• _Work to complete_: All lines holding the word "grüner" should be located in the records and copied.

Dataset rows describing interfaces:
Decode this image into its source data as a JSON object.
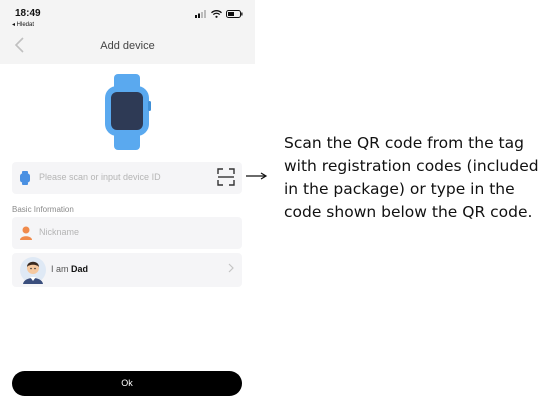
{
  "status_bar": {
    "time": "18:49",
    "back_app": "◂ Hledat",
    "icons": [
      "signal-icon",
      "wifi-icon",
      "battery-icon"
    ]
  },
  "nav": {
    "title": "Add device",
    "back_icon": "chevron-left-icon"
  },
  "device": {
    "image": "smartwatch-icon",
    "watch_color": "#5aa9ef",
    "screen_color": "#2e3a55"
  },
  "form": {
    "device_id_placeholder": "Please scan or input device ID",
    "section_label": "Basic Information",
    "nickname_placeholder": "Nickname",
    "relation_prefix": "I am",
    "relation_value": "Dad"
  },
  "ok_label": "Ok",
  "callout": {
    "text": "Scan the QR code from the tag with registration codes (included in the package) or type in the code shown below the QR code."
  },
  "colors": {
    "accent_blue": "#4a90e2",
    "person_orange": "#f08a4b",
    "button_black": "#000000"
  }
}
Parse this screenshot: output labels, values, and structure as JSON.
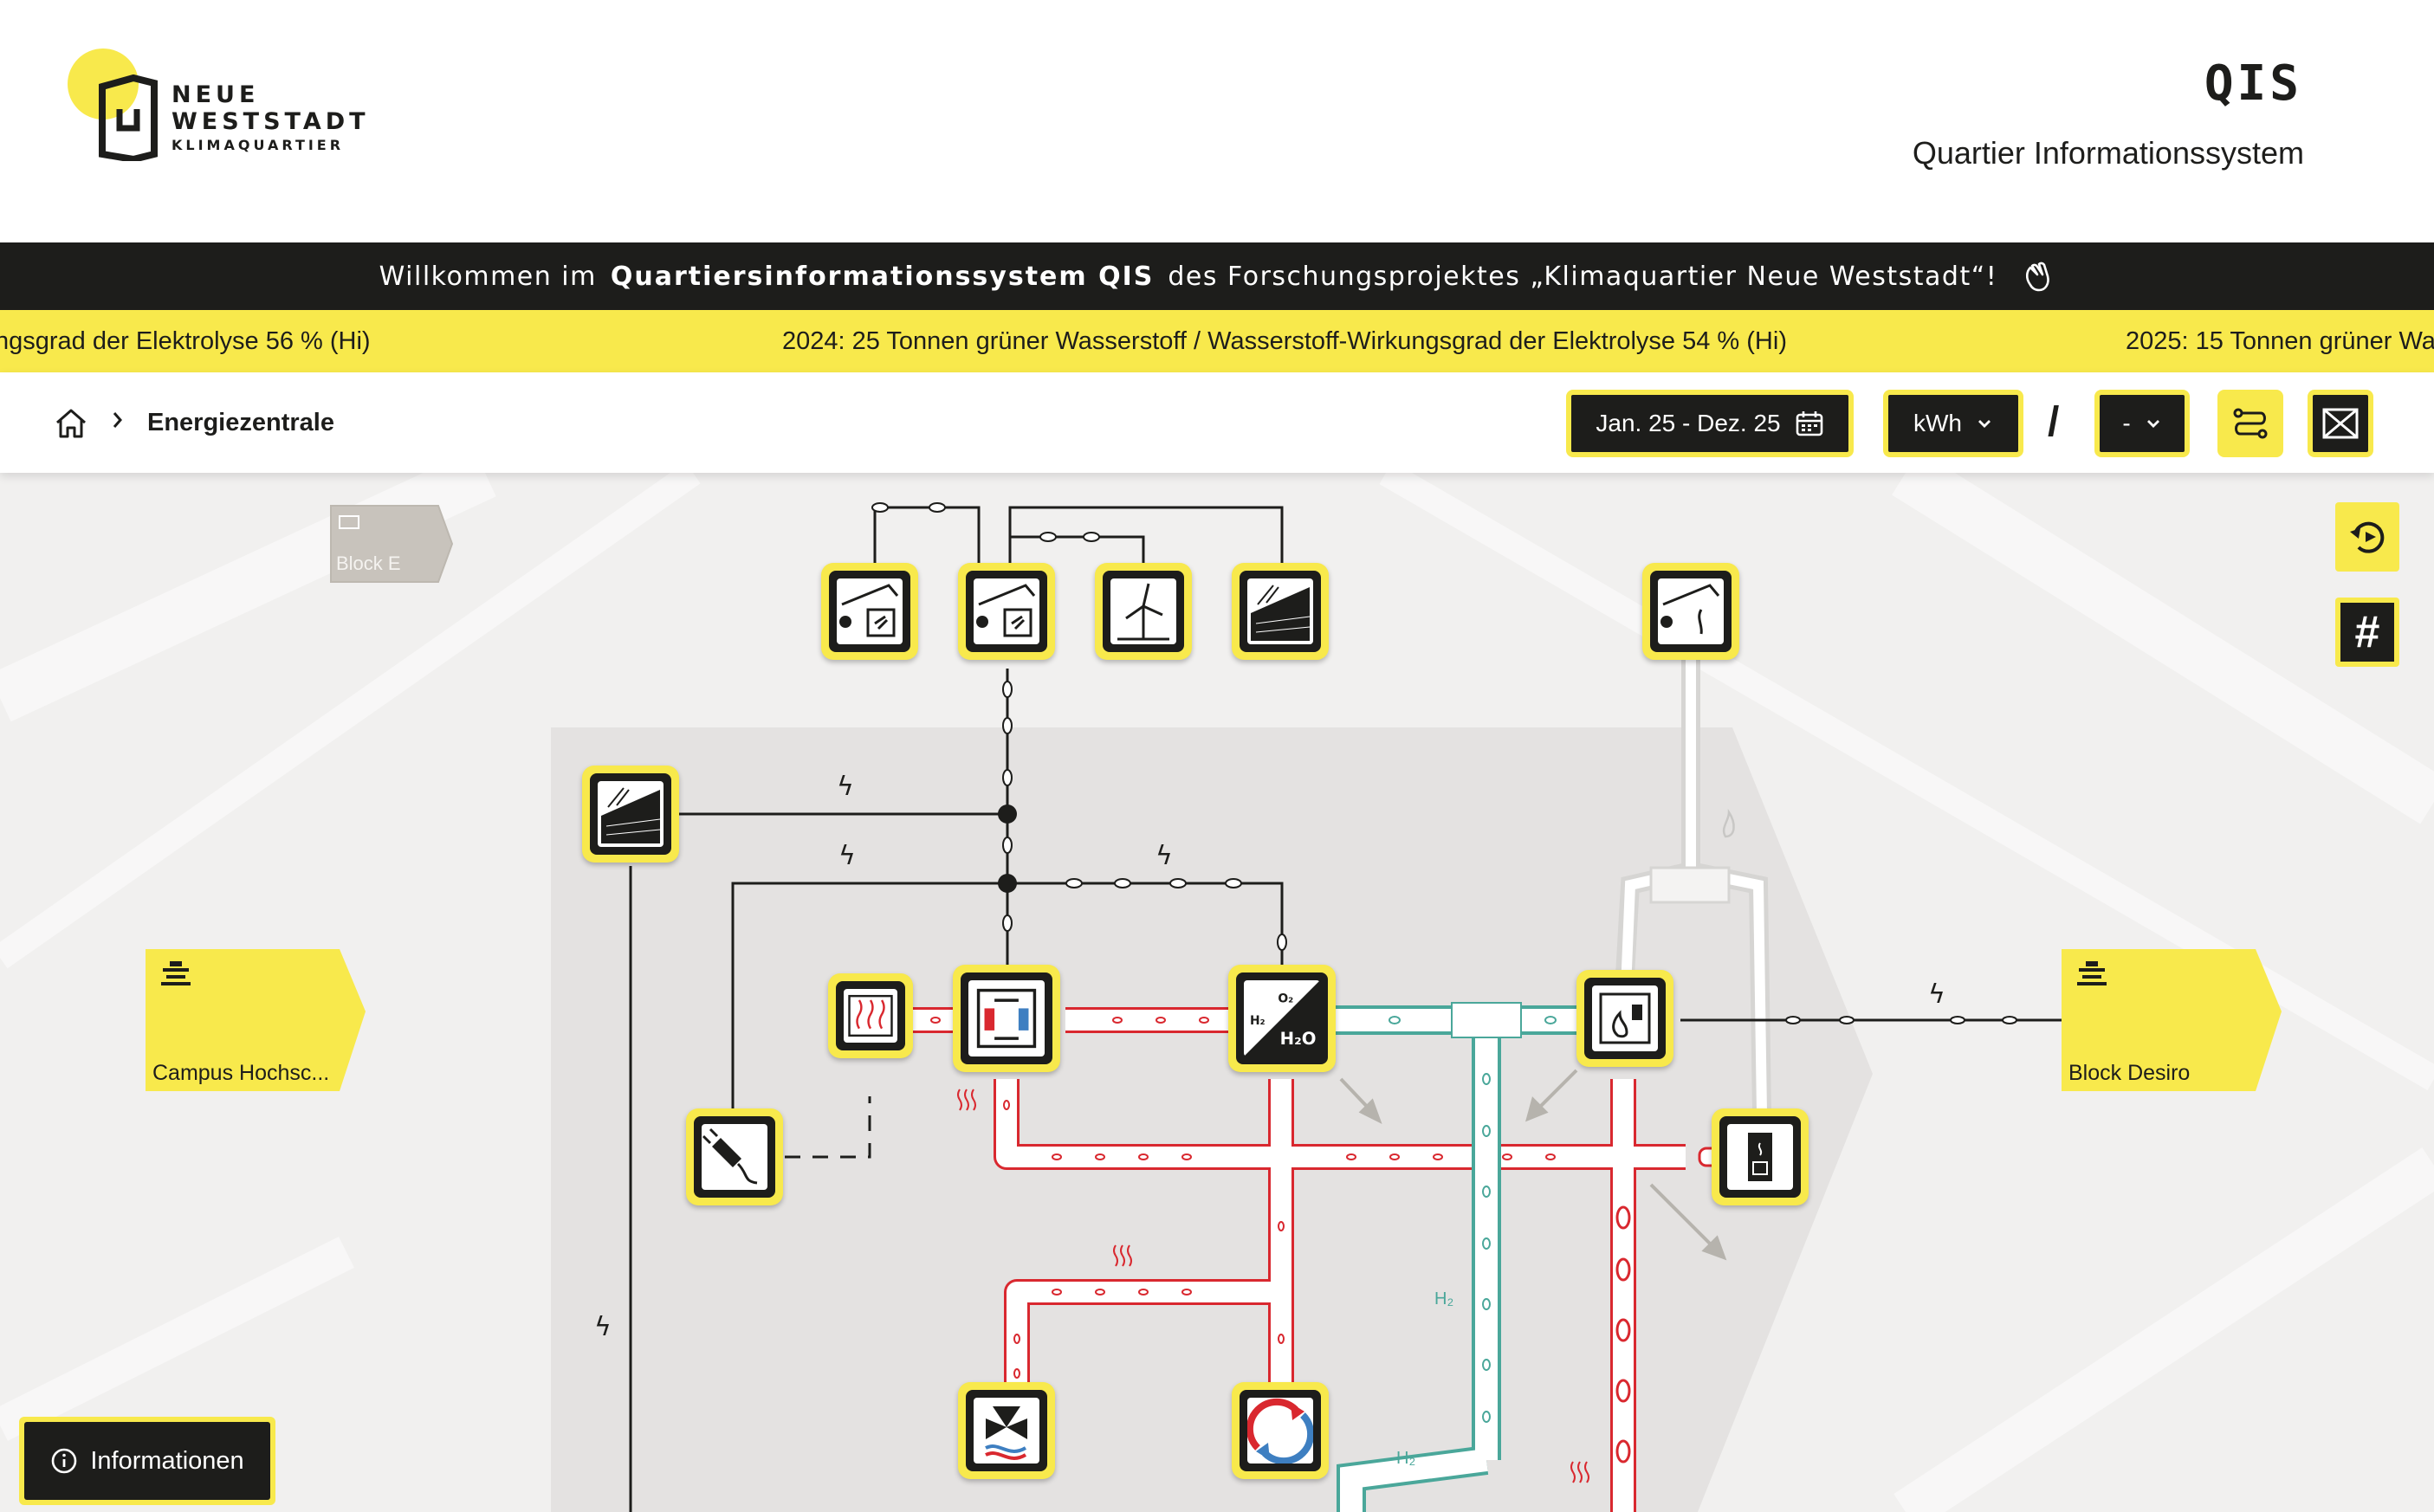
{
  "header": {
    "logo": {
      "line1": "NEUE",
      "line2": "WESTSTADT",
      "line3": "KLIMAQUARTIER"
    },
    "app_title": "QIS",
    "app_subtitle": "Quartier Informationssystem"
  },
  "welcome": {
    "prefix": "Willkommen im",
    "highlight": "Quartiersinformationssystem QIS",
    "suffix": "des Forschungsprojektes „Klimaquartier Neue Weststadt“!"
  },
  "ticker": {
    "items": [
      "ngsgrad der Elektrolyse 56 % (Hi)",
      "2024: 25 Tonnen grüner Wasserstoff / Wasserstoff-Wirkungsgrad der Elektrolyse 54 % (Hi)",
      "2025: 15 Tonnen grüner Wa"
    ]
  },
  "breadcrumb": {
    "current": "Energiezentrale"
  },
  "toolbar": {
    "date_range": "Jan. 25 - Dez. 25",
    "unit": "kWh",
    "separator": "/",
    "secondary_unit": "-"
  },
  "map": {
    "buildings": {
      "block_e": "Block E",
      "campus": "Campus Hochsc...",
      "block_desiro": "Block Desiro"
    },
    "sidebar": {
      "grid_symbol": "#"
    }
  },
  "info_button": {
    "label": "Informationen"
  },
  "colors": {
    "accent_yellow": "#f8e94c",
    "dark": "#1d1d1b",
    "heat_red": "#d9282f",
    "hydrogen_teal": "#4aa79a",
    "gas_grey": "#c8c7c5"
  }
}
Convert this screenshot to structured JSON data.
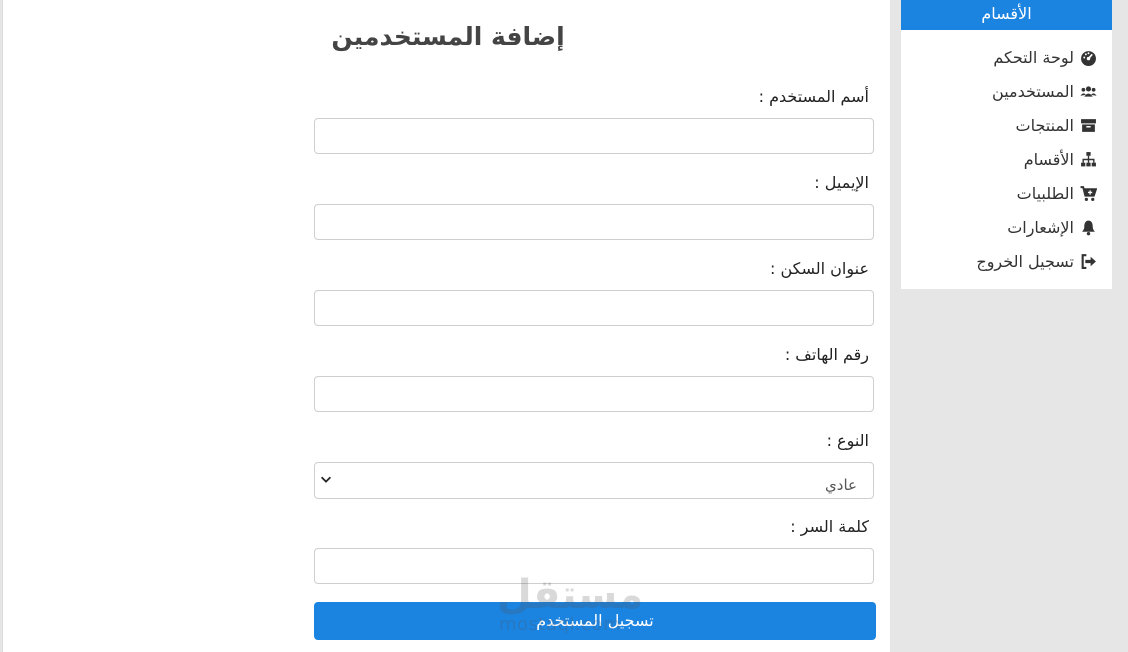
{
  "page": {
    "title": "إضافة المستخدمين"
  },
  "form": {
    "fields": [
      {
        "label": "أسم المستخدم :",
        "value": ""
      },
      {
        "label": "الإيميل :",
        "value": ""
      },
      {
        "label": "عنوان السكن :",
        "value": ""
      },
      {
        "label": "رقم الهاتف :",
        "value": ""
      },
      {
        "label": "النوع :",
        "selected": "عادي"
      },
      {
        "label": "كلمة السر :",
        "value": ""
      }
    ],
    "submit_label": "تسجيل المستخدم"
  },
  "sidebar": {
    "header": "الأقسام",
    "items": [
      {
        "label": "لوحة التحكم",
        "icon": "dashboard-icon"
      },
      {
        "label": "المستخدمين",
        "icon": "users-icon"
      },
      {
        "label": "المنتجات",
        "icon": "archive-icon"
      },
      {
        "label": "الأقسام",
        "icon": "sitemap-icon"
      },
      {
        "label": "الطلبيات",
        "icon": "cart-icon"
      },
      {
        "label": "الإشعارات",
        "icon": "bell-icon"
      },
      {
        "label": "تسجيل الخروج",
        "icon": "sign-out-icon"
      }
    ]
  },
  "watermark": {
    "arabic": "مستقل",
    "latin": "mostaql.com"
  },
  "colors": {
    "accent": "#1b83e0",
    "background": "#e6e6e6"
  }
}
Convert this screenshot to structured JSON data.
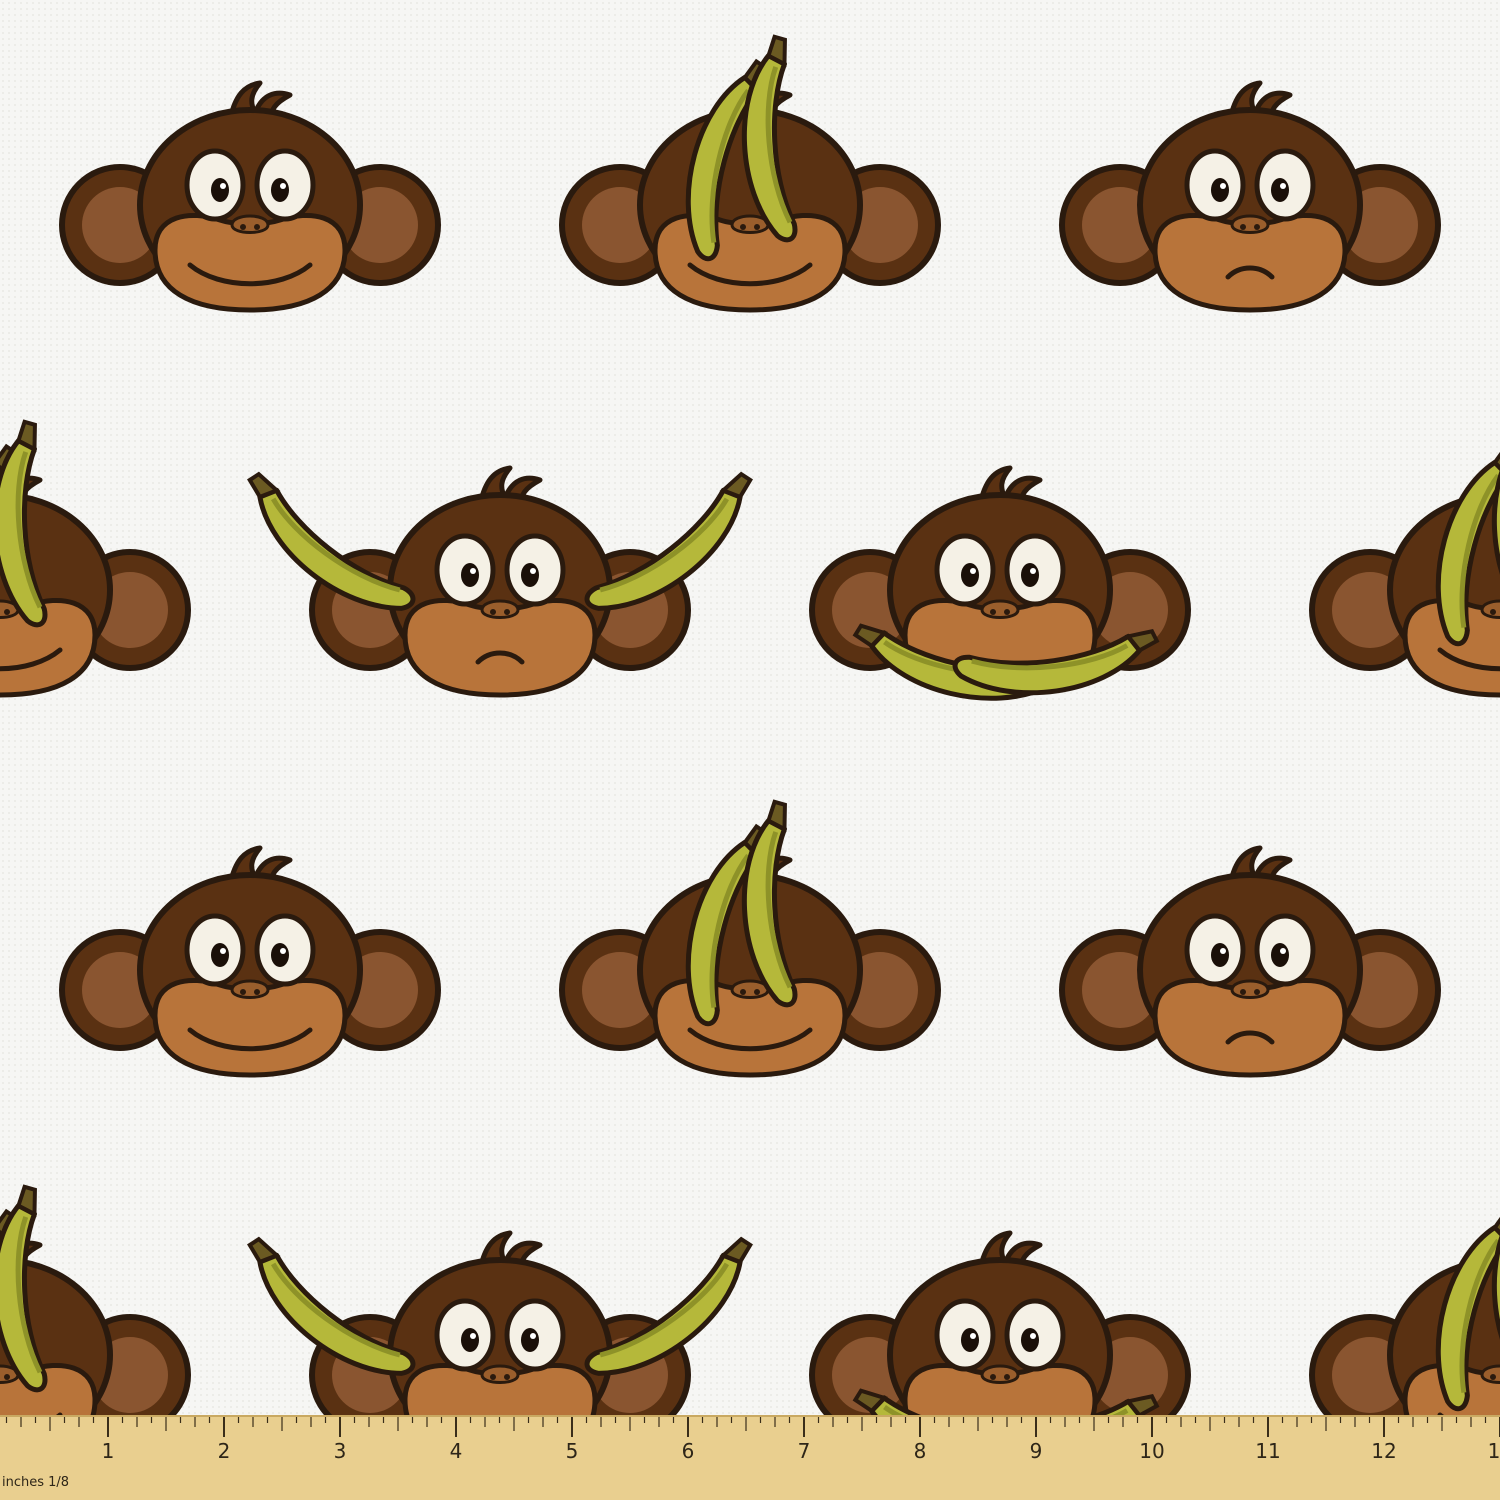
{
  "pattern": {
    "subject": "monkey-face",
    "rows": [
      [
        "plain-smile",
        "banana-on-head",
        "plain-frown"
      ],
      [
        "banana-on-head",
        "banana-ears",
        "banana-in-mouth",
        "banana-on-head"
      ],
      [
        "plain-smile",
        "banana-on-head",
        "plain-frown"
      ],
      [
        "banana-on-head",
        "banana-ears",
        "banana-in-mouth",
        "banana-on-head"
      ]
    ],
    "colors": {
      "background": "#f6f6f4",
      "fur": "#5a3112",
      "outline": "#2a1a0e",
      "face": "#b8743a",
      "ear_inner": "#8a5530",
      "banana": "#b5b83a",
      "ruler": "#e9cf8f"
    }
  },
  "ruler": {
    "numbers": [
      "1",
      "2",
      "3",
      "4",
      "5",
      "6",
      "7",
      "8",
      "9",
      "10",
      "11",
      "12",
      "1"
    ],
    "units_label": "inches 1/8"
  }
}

• _Written reply_:
      "2024: 25 Tonnen grüner Wasserstoff / Wasserstoff-Wirkungsgrad der Elektrolyse 54 % (Hi)",
      "2025: 15 Tonnen grüner Wa"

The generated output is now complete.